* [What is required]:
Please filter the entries for the word "color" and copy every line that has it.

* [Source data]:
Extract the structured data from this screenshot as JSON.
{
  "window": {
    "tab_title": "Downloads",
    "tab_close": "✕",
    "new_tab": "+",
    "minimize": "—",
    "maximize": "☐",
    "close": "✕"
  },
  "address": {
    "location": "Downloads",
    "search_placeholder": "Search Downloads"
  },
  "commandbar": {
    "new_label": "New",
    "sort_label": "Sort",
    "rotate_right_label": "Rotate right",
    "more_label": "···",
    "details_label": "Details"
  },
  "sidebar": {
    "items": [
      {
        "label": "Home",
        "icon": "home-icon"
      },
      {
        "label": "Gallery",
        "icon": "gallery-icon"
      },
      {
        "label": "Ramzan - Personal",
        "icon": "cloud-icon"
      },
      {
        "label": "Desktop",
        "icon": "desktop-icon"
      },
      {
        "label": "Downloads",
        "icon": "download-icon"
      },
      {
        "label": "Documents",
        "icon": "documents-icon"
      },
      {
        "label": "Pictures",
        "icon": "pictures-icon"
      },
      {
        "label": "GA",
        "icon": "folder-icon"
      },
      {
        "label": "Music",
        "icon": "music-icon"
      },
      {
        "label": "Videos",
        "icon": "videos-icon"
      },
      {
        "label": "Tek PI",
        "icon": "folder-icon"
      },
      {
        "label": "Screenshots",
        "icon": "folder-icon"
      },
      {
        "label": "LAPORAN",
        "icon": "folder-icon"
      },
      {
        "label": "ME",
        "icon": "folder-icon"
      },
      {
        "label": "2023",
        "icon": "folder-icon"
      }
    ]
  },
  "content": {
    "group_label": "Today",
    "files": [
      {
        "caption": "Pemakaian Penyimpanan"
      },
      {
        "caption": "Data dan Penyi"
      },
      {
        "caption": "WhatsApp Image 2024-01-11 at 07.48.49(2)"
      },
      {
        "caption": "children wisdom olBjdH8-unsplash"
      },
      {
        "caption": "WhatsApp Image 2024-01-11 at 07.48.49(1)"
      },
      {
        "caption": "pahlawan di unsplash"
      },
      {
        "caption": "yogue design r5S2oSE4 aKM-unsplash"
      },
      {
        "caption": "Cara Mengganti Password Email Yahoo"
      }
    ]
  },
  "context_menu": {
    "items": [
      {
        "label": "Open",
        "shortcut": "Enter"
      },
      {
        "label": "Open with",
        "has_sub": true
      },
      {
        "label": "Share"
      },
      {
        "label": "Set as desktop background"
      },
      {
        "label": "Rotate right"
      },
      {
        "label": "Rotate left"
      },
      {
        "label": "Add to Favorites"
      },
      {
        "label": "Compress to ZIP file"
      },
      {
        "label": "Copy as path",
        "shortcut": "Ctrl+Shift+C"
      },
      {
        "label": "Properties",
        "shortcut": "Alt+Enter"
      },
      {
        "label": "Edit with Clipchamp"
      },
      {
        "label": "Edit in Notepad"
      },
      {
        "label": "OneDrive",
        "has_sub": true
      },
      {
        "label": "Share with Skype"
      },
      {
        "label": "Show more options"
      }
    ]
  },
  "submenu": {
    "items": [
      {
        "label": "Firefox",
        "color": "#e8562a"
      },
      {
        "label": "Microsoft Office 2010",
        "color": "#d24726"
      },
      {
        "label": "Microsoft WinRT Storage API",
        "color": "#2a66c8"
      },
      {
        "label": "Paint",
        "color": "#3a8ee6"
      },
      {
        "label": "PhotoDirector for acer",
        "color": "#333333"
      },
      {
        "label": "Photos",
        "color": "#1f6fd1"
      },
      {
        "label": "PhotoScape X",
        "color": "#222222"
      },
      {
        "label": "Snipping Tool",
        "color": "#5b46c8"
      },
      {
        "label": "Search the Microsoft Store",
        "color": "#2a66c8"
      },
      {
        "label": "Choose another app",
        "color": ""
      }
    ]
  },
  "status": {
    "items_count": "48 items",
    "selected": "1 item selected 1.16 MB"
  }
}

* [Finished exercise]:
        "color": "#e8562a"
        "color": "#d24726"
        "color": "#2a66c8"
        "color": "#3a8ee6"
        "color": "#333333"
        "color": "#1f6fd1"
        "color": "#222222"
        "color": "#5b46c8"
        "color": "#2a66c8"
        "color": ""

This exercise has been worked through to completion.